— Your assignment —
Wherever an image appears in the entries, drop it and reproduce everything else exactly.

BEGIN Data to process

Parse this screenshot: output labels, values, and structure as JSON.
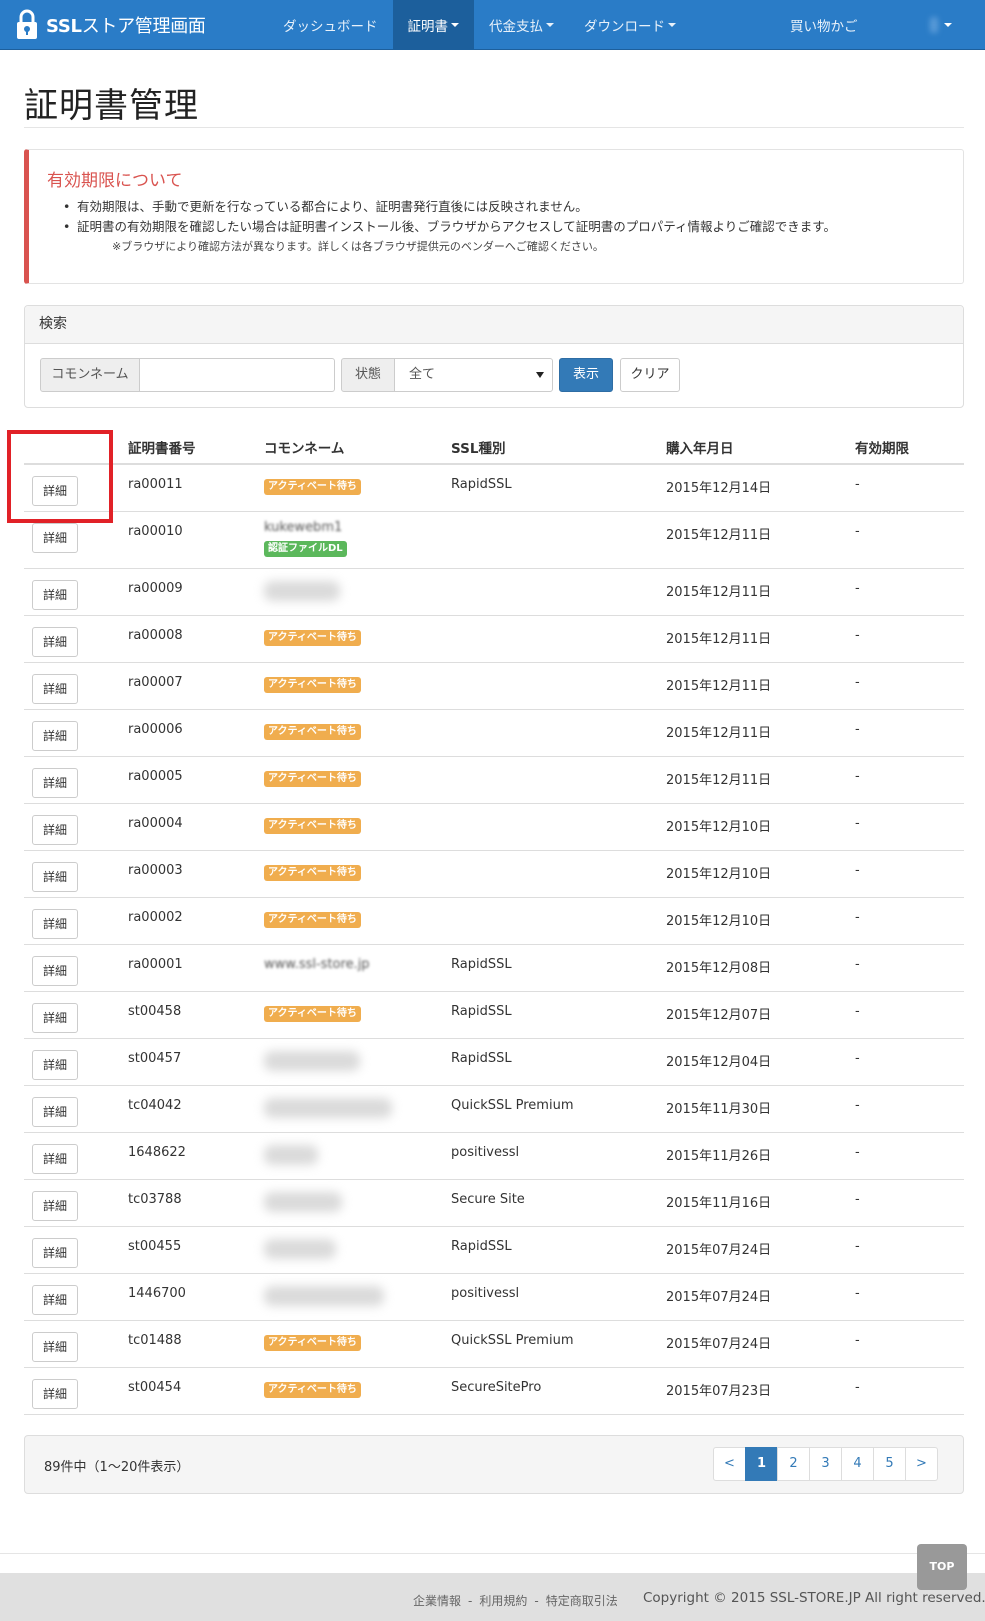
{
  "nav": {
    "brand_bold": "SSL",
    "brand_rest": "ストア管理画面",
    "items": [
      {
        "label": "ダッシュボード",
        "dropdown": false,
        "active": false
      },
      {
        "label": "証明書",
        "dropdown": true,
        "active": true
      },
      {
        "label": "代金支払",
        "dropdown": true,
        "active": false
      },
      {
        "label": "ダウンロード",
        "dropdown": true,
        "active": false
      }
    ],
    "cart": "買い物かご",
    "user_icon": "user-menu-icon"
  },
  "page": {
    "title": "証明書管理"
  },
  "notice": {
    "heading": "有効期限について",
    "items": [
      "有効期限は、手動で更新を行なっている都合により、証明書発行直後には反映されません。",
      "証明書の有効期限を確認したい場合は証明書インストール後、ブラウザからアクセスして証明書のプロパティ情報よりご確認できます。"
    ],
    "note": "※ブラウザにより確認方法が異なります。詳しくは各ブラウザ提供元のベンダーへご確認ください。"
  },
  "search": {
    "heading": "検索",
    "common_name_label": "コモンネーム",
    "common_name_value": "",
    "status_label": "状態",
    "status_selected": "全て",
    "submit": "表示",
    "clear": "クリア"
  },
  "table": {
    "headers": [
      "証明書番号",
      "コモンネーム",
      "SSL種別",
      "購入年月日",
      "有効期限"
    ],
    "detail_label": "詳細",
    "rows": [
      {
        "no": "ra00011",
        "badge": "アクティベート待ち",
        "badge_type": "warn",
        "ssl": "RapidSSL",
        "date": "2015年12月14日",
        "exp": "-"
      },
      {
        "no": "ra00010",
        "cn_partial": "kukewebm1",
        "badge": "認証ファイルDL",
        "badge_type": "ok",
        "ssl": "",
        "date": "2015年12月11日",
        "exp": "-"
      },
      {
        "no": "ra00009",
        "badge": "",
        "badge_type": "",
        "ssl": "",
        "date": "2015年12月11日",
        "exp": "-"
      },
      {
        "no": "ra00008",
        "badge": "アクティベート待ち",
        "badge_type": "warn",
        "ssl": "",
        "date": "2015年12月11日",
        "exp": "-"
      },
      {
        "no": "ra00007",
        "badge": "アクティベート待ち",
        "badge_type": "warn",
        "ssl": "",
        "date": "2015年12月11日",
        "exp": "-"
      },
      {
        "no": "ra00006",
        "badge": "アクティベート待ち",
        "badge_type": "warn",
        "ssl": "",
        "date": "2015年12月11日",
        "exp": "-"
      },
      {
        "no": "ra00005",
        "badge": "アクティベート待ち",
        "badge_type": "warn",
        "ssl": "",
        "date": "2015年12月11日",
        "exp": "-"
      },
      {
        "no": "ra00004",
        "badge": "アクティベート待ち",
        "badge_type": "warn",
        "ssl": "",
        "date": "2015年12月10日",
        "exp": "-"
      },
      {
        "no": "ra00003",
        "badge": "アクティベート待ち",
        "badge_type": "warn",
        "ssl": "",
        "date": "2015年12月10日",
        "exp": "-"
      },
      {
        "no": "ra00002",
        "badge": "アクティベート待ち",
        "badge_type": "warn",
        "ssl": "",
        "date": "2015年12月10日",
        "exp": "-"
      },
      {
        "no": "ra00001",
        "cn_partial": "www.ssl-store.jp",
        "badge": "",
        "badge_type": "",
        "ssl": "RapidSSL",
        "date": "2015年12月08日",
        "exp": "-"
      },
      {
        "no": "st00458",
        "badge": "アクティベート待ち",
        "badge_type": "warn",
        "ssl": "RapidSSL",
        "date": "2015年12月07日",
        "exp": "-"
      },
      {
        "no": "st00457",
        "badge": "",
        "badge_type": "",
        "ssl": "RapidSSL",
        "date": "2015年12月04日",
        "exp": "-"
      },
      {
        "no": "tc04042",
        "badge": "",
        "badge_type": "",
        "ssl": "QuickSSL Premium",
        "date": "2015年11月30日",
        "exp": "-"
      },
      {
        "no": "1648622",
        "badge": "",
        "badge_type": "",
        "ssl": "positivessl",
        "date": "2015年11月26日",
        "exp": "-"
      },
      {
        "no": "tc03788",
        "badge": "",
        "badge_type": "",
        "ssl": "Secure Site",
        "date": "2015年11月16日",
        "exp": "-"
      },
      {
        "no": "st00455",
        "badge": "",
        "badge_type": "",
        "ssl": "RapidSSL",
        "date": "2015年07月24日",
        "exp": "-"
      },
      {
        "no": "1446700",
        "badge": "",
        "badge_type": "",
        "ssl": "positivessl",
        "date": "2015年07月24日",
        "exp": "-"
      },
      {
        "no": "tc01488",
        "badge": "アクティベート待ち",
        "badge_type": "warn",
        "ssl": "QuickSSL Premium",
        "date": "2015年07月24日",
        "exp": "-"
      },
      {
        "no": "st00454",
        "badge": "アクティベート待ち",
        "badge_type": "warn",
        "ssl": "SecureSitePro",
        "date": "2015年07月23日",
        "exp": "-"
      }
    ]
  },
  "pagination": {
    "summary": "89件中（1〜20件表示）",
    "prev": "<",
    "next": ">",
    "pages": [
      "1",
      "2",
      "3",
      "4",
      "5"
    ],
    "current": "1"
  },
  "footer": {
    "links": [
      "企業情報",
      "利用規約",
      "特定商取引法"
    ],
    "copyright": "Copyright © 2015 SSL-STORE.JP All right reserved.",
    "top_button": "TOP"
  },
  "colors": {
    "navbar": "#2a7cc7",
    "primary": "#337ab7",
    "danger": "#d9534f",
    "warning_badge": "#f0ad4e",
    "success_badge": "#5cb85c",
    "highlight": "#e12127"
  }
}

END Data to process

— Your response —
Parse this screenshot: output labels, values, and structure as JSON.
{
  "nav": {
    "brand_bold": "SSL",
    "brand_rest": "ストア管理画面",
    "items": [
      {
        "label": "ダッシュボード",
        "dropdown": false,
        "active": false
      },
      {
        "label": "証明書",
        "dropdown": true,
        "active": true
      },
      {
        "label": "代金支払",
        "dropdown": true,
        "active": false
      },
      {
        "label": "ダウンロード",
        "dropdown": true,
        "active": false
      }
    ],
    "cart": "買い物かご",
    "user_icon": "user-menu-icon"
  },
  "page": {
    "title": "証明書管理"
  },
  "notice": {
    "heading": "有効期限について",
    "items": [
      "有効期限は、手動で更新を行なっている都合により、証明書発行直後には反映されません。",
      "証明書の有効期限を確認したい場合は証明書インストール後、ブラウザからアクセスして証明書のプロパティ情報よりご確認できます。"
    ],
    "note": "※ブラウザにより確認方法が異なります。詳しくは各ブラウザ提供元のベンダーへご確認ください。"
  },
  "search": {
    "heading": "検索",
    "common_name_label": "コモンネーム",
    "common_name_value": "",
    "status_label": "状態",
    "status_selected": "全て",
    "submit": "表示",
    "clear": "クリア"
  },
  "table": {
    "headers": [
      "証明書番号",
      "コモンネーム",
      "SSL種別",
      "購入年月日",
      "有効期限"
    ],
    "detail_label": "詳細",
    "rows": [
      {
        "no": "ra00011",
        "badge": "アクティベート待ち",
        "badge_type": "warn",
        "ssl": "RapidSSL",
        "date": "2015年12月14日",
        "exp": "-"
      },
      {
        "no": "ra00010",
        "cn_partial": "kukewebm1",
        "badge": "認証ファイルDL",
        "badge_type": "ok",
        "ssl": "",
        "date": "2015年12月11日",
        "exp": "-"
      },
      {
        "no": "ra00009",
        "badge": "",
        "badge_type": "",
        "ssl": "",
        "date": "2015年12月11日",
        "exp": "-"
      },
      {
        "no": "ra00008",
        "badge": "アクティベート待ち",
        "badge_type": "warn",
        "ssl": "",
        "date": "2015年12月11日",
        "exp": "-"
      },
      {
        "no": "ra00007",
        "badge": "アクティベート待ち",
        "badge_type": "warn",
        "ssl": "",
        "date": "2015年12月11日",
        "exp": "-"
      },
      {
        "no": "ra00006",
        "badge": "アクティベート待ち",
        "badge_type": "warn",
        "ssl": "",
        "date": "2015年12月11日",
        "exp": "-"
      },
      {
        "no": "ra00005",
        "badge": "アクティベート待ち",
        "badge_type": "warn",
        "ssl": "",
        "date": "2015年12月11日",
        "exp": "-"
      },
      {
        "no": "ra00004",
        "badge": "アクティベート待ち",
        "badge_type": "warn",
        "ssl": "",
        "date": "2015年12月10日",
        "exp": "-"
      },
      {
        "no": "ra00003",
        "badge": "アクティベート待ち",
        "badge_type": "warn",
        "ssl": "",
        "date": "2015年12月10日",
        "exp": "-"
      },
      {
        "no": "ra00002",
        "badge": "アクティベート待ち",
        "badge_type": "warn",
        "ssl": "",
        "date": "2015年12月10日",
        "exp": "-"
      },
      {
        "no": "ra00001",
        "cn_partial": "www.ssl-store.jp",
        "badge": "",
        "badge_type": "",
        "ssl": "RapidSSL",
        "date": "2015年12月08日",
        "exp": "-"
      },
      {
        "no": "st00458",
        "badge": "アクティベート待ち",
        "badge_type": "warn",
        "ssl": "RapidSSL",
        "date": "2015年12月07日",
        "exp": "-"
      },
      {
        "no": "st00457",
        "badge": "",
        "badge_type": "",
        "ssl": "RapidSSL",
        "date": "2015年12月04日",
        "exp": "-"
      },
      {
        "no": "tc04042",
        "badge": "",
        "badge_type": "",
        "ssl": "QuickSSL Premium",
        "date": "2015年11月30日",
        "exp": "-"
      },
      {
        "no": "1648622",
        "badge": "",
        "badge_type": "",
        "ssl": "positivessl",
        "date": "2015年11月26日",
        "exp": "-"
      },
      {
        "no": "tc03788",
        "badge": "",
        "badge_type": "",
        "ssl": "Secure Site",
        "date": "2015年11月16日",
        "exp": "-"
      },
      {
        "no": "st00455",
        "badge": "",
        "badge_type": "",
        "ssl": "RapidSSL",
        "date": "2015年07月24日",
        "exp": "-"
      },
      {
        "no": "1446700",
        "badge": "",
        "badge_type": "",
        "ssl": "positivessl",
        "date": "2015年07月24日",
        "exp": "-"
      },
      {
        "no": "tc01488",
        "badge": "アクティベート待ち",
        "badge_type": "warn",
        "ssl": "QuickSSL Premium",
        "date": "2015年07月24日",
        "exp": "-"
      },
      {
        "no": "st00454",
        "badge": "アクティベート待ち",
        "badge_type": "warn",
        "ssl": "SecureSitePro",
        "date": "2015年07月23日",
        "exp": "-"
      }
    ]
  },
  "pagination": {
    "summary": "89件中（1〜20件表示）",
    "prev": "<",
    "next": ">",
    "pages": [
      "1",
      "2",
      "3",
      "4",
      "5"
    ],
    "current": "1"
  },
  "footer": {
    "links": [
      "企業情報",
      "利用規約",
      "特定商取引法"
    ],
    "copyright": "Copyright © 2015 SSL-STORE.JP All right reserved.",
    "top_button": "TOP"
  },
  "colors": {
    "navbar": "#2a7cc7",
    "primary": "#337ab7",
    "danger": "#d9534f",
    "warning_badge": "#f0ad4e",
    "success_badge": "#5cb85c",
    "highlight": "#e12127"
  }
}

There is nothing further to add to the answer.